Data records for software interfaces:
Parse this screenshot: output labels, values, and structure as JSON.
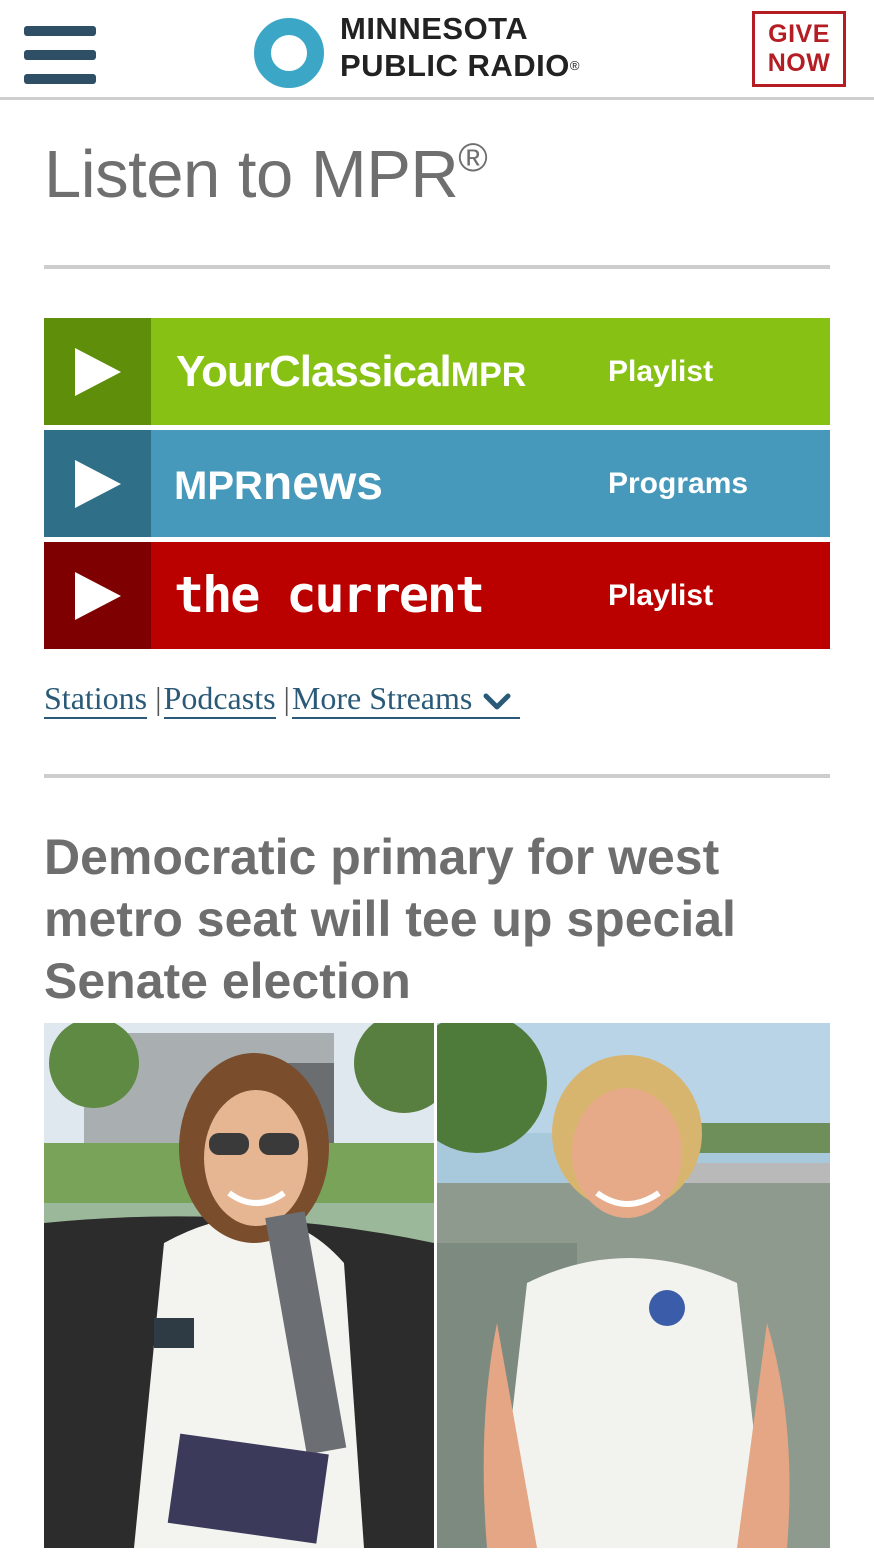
{
  "header": {
    "logo_line1": "MINNESOTA",
    "logo_line2": "PUBLIC RADIO",
    "logo_reg": "®",
    "give_line1": "GIVE",
    "give_line2": "NOW",
    "menu_icon": "hamburger-menu-icon"
  },
  "listen": {
    "title": "Listen to MPR",
    "reg": "®"
  },
  "streams": [
    {
      "brand_main": "YourClassical",
      "brand_suffix": "MPR",
      "link": "Playlist",
      "color": "#86c113",
      "play_color": "#5f8f0a",
      "icon": "play-icon"
    },
    {
      "brand_prefix": "MPR",
      "brand_main": "news",
      "link": "Programs",
      "color": "#4699ba",
      "play_color": "#2f6f88",
      "icon": "play-icon"
    },
    {
      "brand_main": "the current",
      "link": "Playlist",
      "color": "#bb0000",
      "play_color": "#7e0000",
      "icon": "play-icon"
    }
  ],
  "sublinks": {
    "stations": "Stations",
    "podcasts": "Podcasts",
    "more_streams": "More Streams",
    "separator": "|",
    "chevron_icon": "chevron-down-icon"
  },
  "article": {
    "headline": "Democratic primary for west metro seat will tee up special Senate election"
  },
  "colors": {
    "header_border": "#cfcfcf",
    "logo_ring": "#3ca6c6",
    "give_red": "#b31d23",
    "link_blue": "#2a5a78",
    "text_gray": "#6e6e6e"
  }
}
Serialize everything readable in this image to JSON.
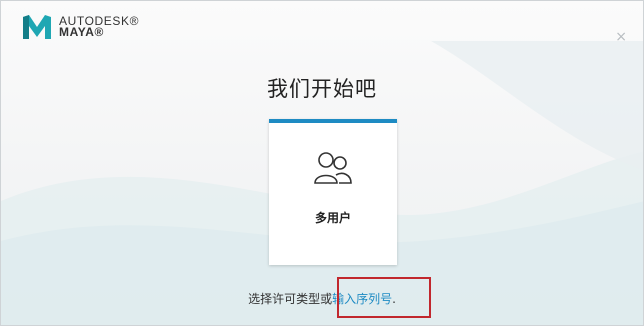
{
  "header": {
    "brand_line1": "AUTODESK®",
    "brand_line2": "MAYA®",
    "close_glyph": "×"
  },
  "main": {
    "title": "我们开始吧",
    "cards": [
      {
        "label": "多用户",
        "icon": "multi-user-icon"
      }
    ]
  },
  "footer": {
    "prefix": "选择许可类型或",
    "link": "输入序列号",
    "suffix": "."
  },
  "colors": {
    "accent": "#1e8bc3",
    "logo_teal": "#1fa7b3",
    "highlight": "#c1272d"
  }
}
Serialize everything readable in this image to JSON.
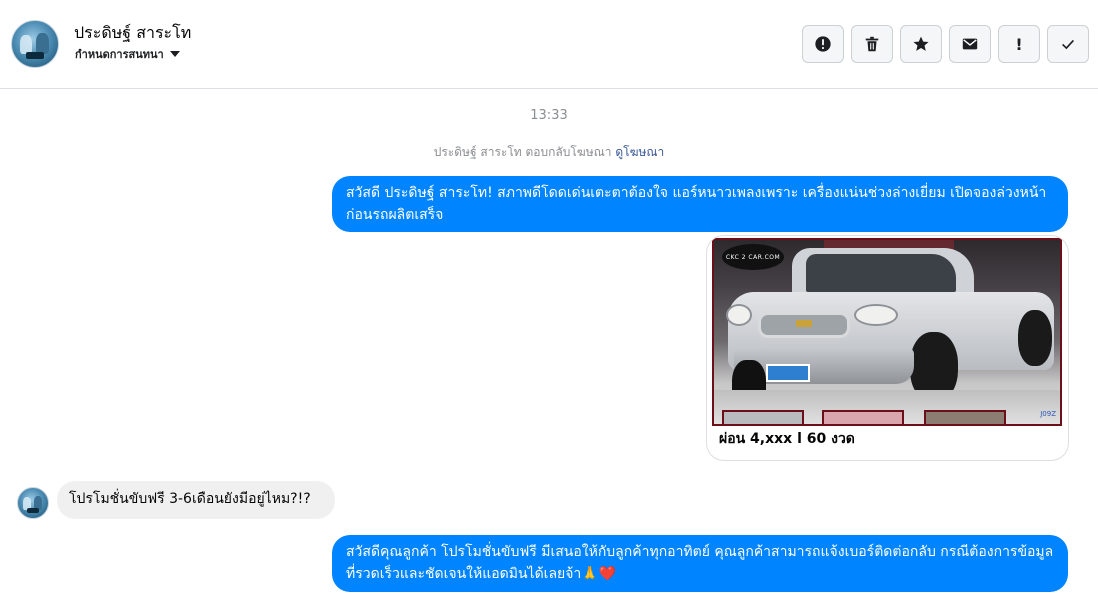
{
  "header": {
    "contact_name": "ประดิษฐ์ สาระโท",
    "conversation_setting": "กำหนดการสนทนา",
    "actions": [
      {
        "name": "report-icon"
      },
      {
        "name": "trash-icon"
      },
      {
        "name": "star-icon"
      },
      {
        "name": "envelope-icon"
      },
      {
        "name": "mark-important-icon",
        "glyph": "!"
      },
      {
        "name": "check-icon"
      }
    ]
  },
  "thread": {
    "timestamp": "13:33",
    "reply_note": "ประดิษฐ์ สาระโท ตอบกลับโฆษณา",
    "reply_note_link": "ดูโฆษณา",
    "messages": [
      {
        "direction": "outgoing",
        "text": "สวัสดี ประดิษฐ์ สาระโท! สภาพดีโดดเด่นเตะตาต้องใจ แอร์หนาวเพลงเพราะ เครื่องแน่นช่วงล่างเยี่ยม เปิดจองล่วงหน้าก่อนรถผลิตเสร็จ"
      },
      {
        "direction": "outgoing",
        "type": "ad-card",
        "caption": "ผ่อน 4,xxx l 60 งวด",
        "photo_logo": "CKC 2 CAR.COM",
        "photo_code": "J09Z"
      },
      {
        "direction": "incoming",
        "text": "โปรโมชั่นขับฟรี 3-6เดือนยังมีอยู่ไหม?!?"
      },
      {
        "direction": "outgoing",
        "text": "สวัสดีคุณลูกค้า โปรโมชั่นขับฟรี มีเสนอให้กับลูกค้าทุกอาทิตย์ คุณลูกค้าสามารถแจ้งเบอร์ติดต่อกลับ กรณีต้องการข้อมูลที่รวดเร็วและชัดเจนให้แอดมินได้เลยจ้า🙏❤️"
      }
    ]
  },
  "colors": {
    "outgoing_bubble": "#0084ff",
    "incoming_bubble": "#f1f0f0",
    "link": "#385898"
  }
}
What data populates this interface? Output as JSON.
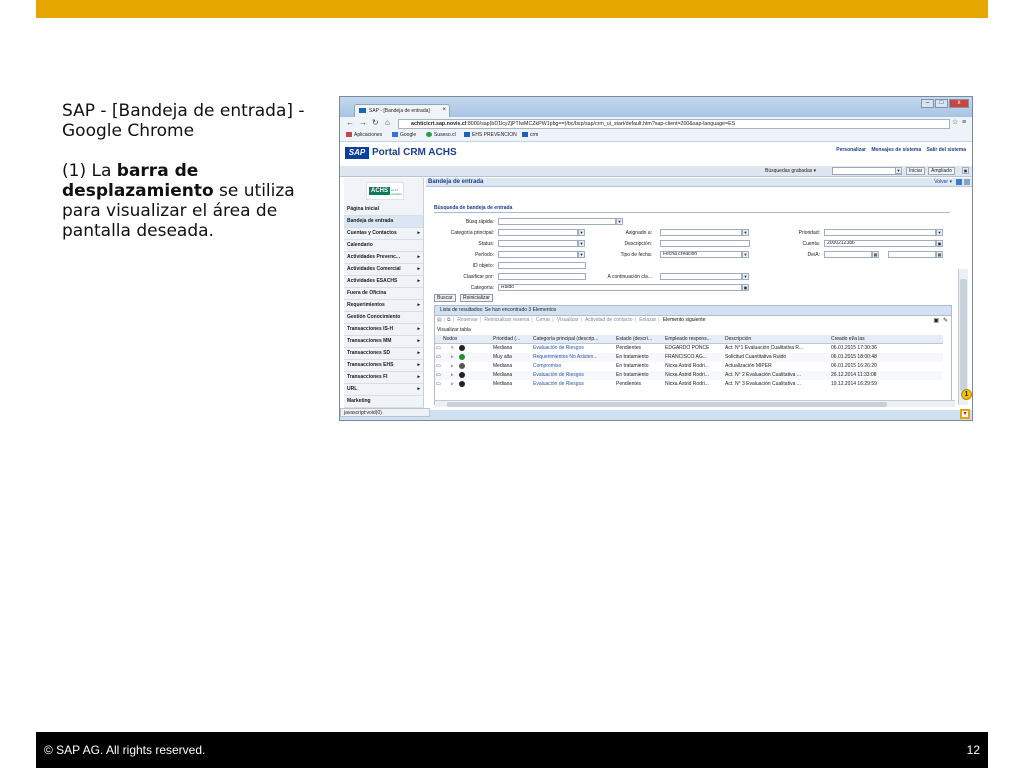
{
  "slide": {
    "caption_title": "SAP - [Bandeja de entrada] - Google Chrome",
    "caption_p2_prefix": "(1) La ",
    "caption_p2_bold": "barra de desplazamiento",
    "caption_p2_suffix": " se utiliza para visualizar el área de pantalla deseada.",
    "footer_copyright": "©  SAP AG. All rights reserved.",
    "page_number": "12",
    "accent_color": "#e6a800"
  },
  "browser": {
    "tab_title": "SAP - [Bandeja de entrada]",
    "tab_close": "×",
    "win_min": "–",
    "win_max": "□",
    "win_close": "x",
    "url_host": "achticicrt.sap.novis.cl",
    "url_rest": ":8000/sap(bD1lcyZjPTIwMCZkPW1pbg==)/bc/bsp/sap/crm_ui_start/default.htm?sap-client=200&sap-language=ES",
    "bookmarks": [
      "Aplicaciones",
      "Google",
      "Suseso.cl",
      "EHS PREVENCION",
      "crm"
    ],
    "status_text": "javascript:void(0)"
  },
  "portal": {
    "logo": "SAP",
    "title": "Portal CRM ACHS",
    "links": [
      "Personalizar",
      "Mensajes de sistema",
      "Salir del sistema"
    ],
    "saved_searches_label": "Búsquedas grabadas ▾",
    "btn_start": "Iniciar",
    "btn_extended": "Ampliado",
    "achs_logo": "ACHS",
    "achs_logo_small": "en el corazón"
  },
  "nav": {
    "items": [
      {
        "label": "Página inicial",
        "arrow": ""
      },
      {
        "label": "Bandeja de entrada",
        "arrow": ""
      },
      {
        "label": "Cuentas y Contactos",
        "arrow": "▸"
      },
      {
        "label": "Calendario",
        "arrow": ""
      },
      {
        "label": "Actividades Prevenc...",
        "arrow": "▸"
      },
      {
        "label": "Actividades Comercial",
        "arrow": "▸"
      },
      {
        "label": "Actividades ESACHS",
        "arrow": "▸"
      },
      {
        "label": "Fuera de Oficina",
        "arrow": ""
      },
      {
        "label": "Requerimientos",
        "arrow": "▸"
      },
      {
        "label": "Gestión Conocimiento",
        "arrow": ""
      },
      {
        "label": "Transacciones IS-H",
        "arrow": "▸"
      },
      {
        "label": "Transacciones MM",
        "arrow": "▸"
      },
      {
        "label": "Transacciones SD",
        "arrow": "▸"
      },
      {
        "label": "Transacciones EHS",
        "arrow": "▸"
      },
      {
        "label": "Transacciones FI",
        "arrow": "▸"
      },
      {
        "label": "URL",
        "arrow": "▸"
      },
      {
        "label": "Marketing",
        "arrow": ""
      }
    ]
  },
  "inbox": {
    "title": "Bandeja de entrada",
    "volver": "Volver ▾",
    "search_title": "Búsqueda de bandeja de entrada",
    "labels": {
      "quick": "Búsq.rápida:",
      "main_cat": "Categoría principal:",
      "status": "Status:",
      "period": "Período:",
      "object_id": "ID objeto:",
      "classify": "Clasificar por:",
      "category": "Categoría:",
      "assigned": "Asignado a:",
      "description": "Descripción:",
      "date_type": "Tipo de fecha:",
      "continue": "A continuación cla...",
      "priority": "Prioridad:",
      "account": "Cuenta:",
      "from_to": "De/A:"
    },
    "values": {
      "date_type": "Fecha creación",
      "account": "2000212386",
      "category": "Ruido"
    },
    "btn_search": "Buscar",
    "btn_reset": "Reinicializar"
  },
  "results": {
    "header": "Lista de resultados: Se han encontrado 3 Elementos",
    "toolbar": [
      "Reservar",
      "Reinicializar reserva",
      "Cerrar",
      "Visualizar",
      "Actividad de contacto",
      "Enlazar",
      "Elemento siguiente"
    ],
    "view_table": "Visualizar tabla",
    "columns": [
      "Nodos",
      "Prioridad (...",
      "Categoría principal (descrip...",
      "Estado (descri...",
      "Empleado respons...",
      "Descripción",
      "Creado el/a las"
    ],
    "rows": [
      {
        "node": "▿",
        "priority": "Mediana",
        "category": "Evaluación de Riesgos",
        "status": "Pendientes",
        "employee": "EDGARDO PONCE",
        "description": "Act. N°1 Evaluación Cualitativa R...",
        "created": "06.01.2015 17:30:36"
      },
      {
        "node": "▹",
        "priority": "Muy alta",
        "category": "Requerimientos No Asisten...",
        "status": "En tratamiento",
        "employee": "FRANCISCO AG...",
        "description": "Solicitud Cuantitativa Ruido",
        "created": "06.01.2015 18:00:48"
      },
      {
        "node": "▹",
        "priority": "Mediana",
        "category": "Compromiso",
        "status": "En tratamiento",
        "employee": "Nicxa Astrid Rodri...",
        "description": "Actualización MIPER",
        "created": "06.01.2015 16:26:20"
      },
      {
        "node": "▹",
        "priority": "Mediana",
        "category": "Evaluación de Riesgos",
        "status": "En tratamiento",
        "employee": "Nicxa Astrid Rodri...",
        "description": "Act. N° 2 Evaluación Cualitativa ...",
        "created": "26.12.2014 11:33:08"
      },
      {
        "node": "▹",
        "priority": "Mediana",
        "category": "Evaluación de Riesgos",
        "status": "Pendientes",
        "employee": "Nicxa Astrid Rodri...",
        "description": "Act. N° 3 Evaluación Cualitativa ...",
        "created": "19.12.2014 16:29:59"
      }
    ]
  },
  "marker": "1",
  "scroll_down_glyph": "▾"
}
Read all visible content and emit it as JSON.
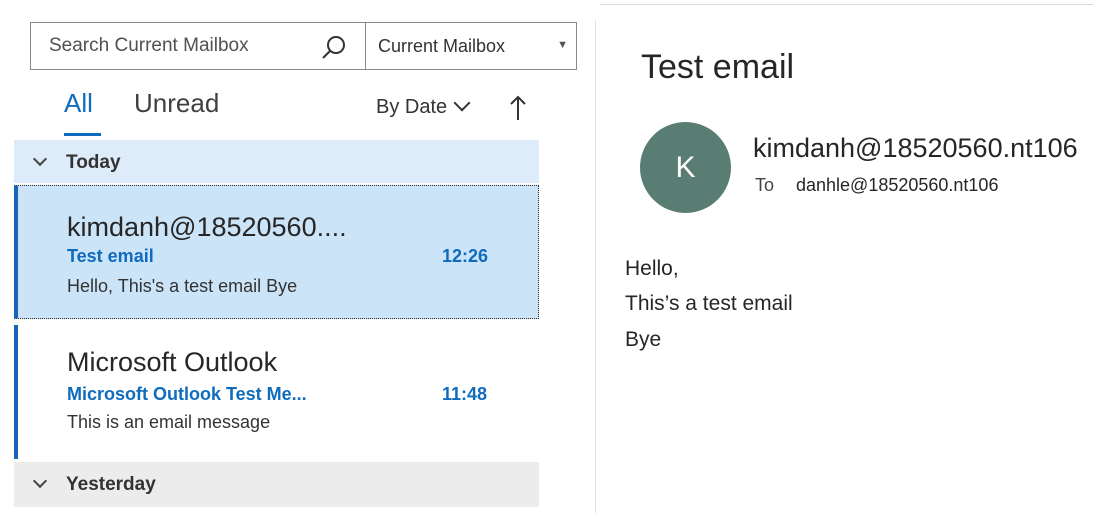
{
  "search": {
    "placeholder": "Search Current Mailbox",
    "scope": "Current Mailbox"
  },
  "tabs": [
    {
      "label": "All",
      "active": true
    },
    {
      "label": "Unread",
      "active": false
    }
  ],
  "sort": {
    "label": "By Date",
    "direction_icon": "arrow-up-icon"
  },
  "groups": [
    {
      "label": "Today"
    },
    {
      "label": "Yesterday"
    }
  ],
  "messages": [
    {
      "sender": "kimdanh@18520560....",
      "subject": "Test email",
      "time": "12:26",
      "preview": "Hello,  This's a test email  Bye",
      "selected": true
    },
    {
      "sender": "Microsoft Outlook",
      "subject": "Microsoft Outlook Test Me...",
      "time": "11:48",
      "preview": "This is an email message",
      "selected": false
    }
  ],
  "reading": {
    "title": "Test email",
    "avatar_initial": "K",
    "from": "kimdanh@18520560.nt106",
    "to_label": "To",
    "to": "danhle@18520560.nt106",
    "body_lines": [
      "Hello,",
      "This’s a test email",
      "Bye"
    ]
  },
  "colors": {
    "accent": "#0f6cbd",
    "selected_bg": "#cce4f7",
    "today_header_bg": "#deecf9",
    "yesterday_header_bg": "#ececec",
    "avatar_bg": "#5a7d73"
  }
}
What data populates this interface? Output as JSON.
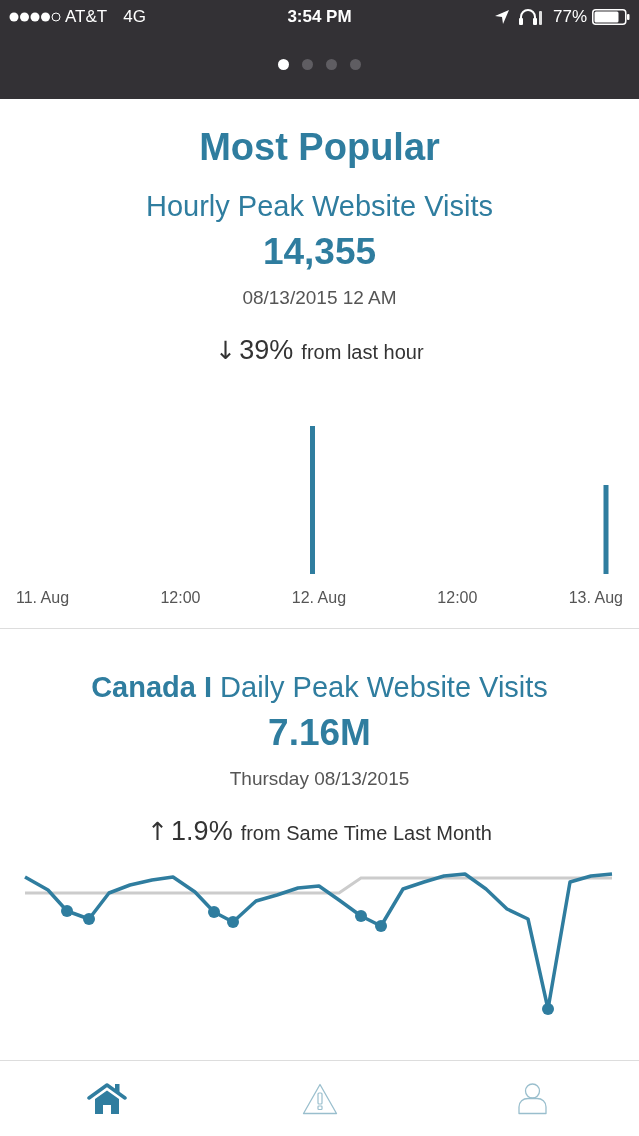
{
  "status_bar": {
    "carrier": "AT&T",
    "network": "4G",
    "time": "3:54 PM",
    "battery": "77%"
  },
  "page_indicator": [
    {
      "selected": true
    },
    {
      "selected": false
    },
    {
      "selected": false
    },
    {
      "selected": false
    }
  ],
  "cards": [
    {
      "title": "Most Popular",
      "subtitle": "Hourly Peak Website Visits",
      "value": "14,355",
      "date": "08/13/2015 12 AM",
      "change": {
        "arrow": "↓",
        "percent": "39%",
        "label": "from last hour"
      },
      "chart": {
        "kind": "bar",
        "x_labels": [
          "11. Aug",
          "12:00",
          "12. Aug",
          "12:00",
          "13. Aug"
        ]
      }
    },
    {
      "subtitle": "**Canada I** Daily Peak Website Visits",
      "value": "7.16M",
      "date": "Thursday 08/13/2015",
      "change": {
        "arrow": "↑",
        "percent": "1.9%",
        "label": "from Same Time Last Month"
      },
      "chart": {
        "kind": "line"
      }
    }
  ],
  "tab_bar": [
    {
      "kind": "home",
      "selected": true
    },
    {
      "kind": "alert",
      "selected": false
    },
    {
      "kind": "profile",
      "selected": false
    }
  ]
}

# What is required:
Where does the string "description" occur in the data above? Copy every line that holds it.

# Solution below:
      "description": "Descripción:",
        "description": "Act. N°1 Evaluación Cualitativa R...",
        "description": "Solicitud Cuantitativa Ruido",
        "description": "Actualización MIPER",
        "description": "Act. N° 2 Evaluación Cualitativa ...",
        "description": "Act. N° 3 Evaluación Cualitativa ...",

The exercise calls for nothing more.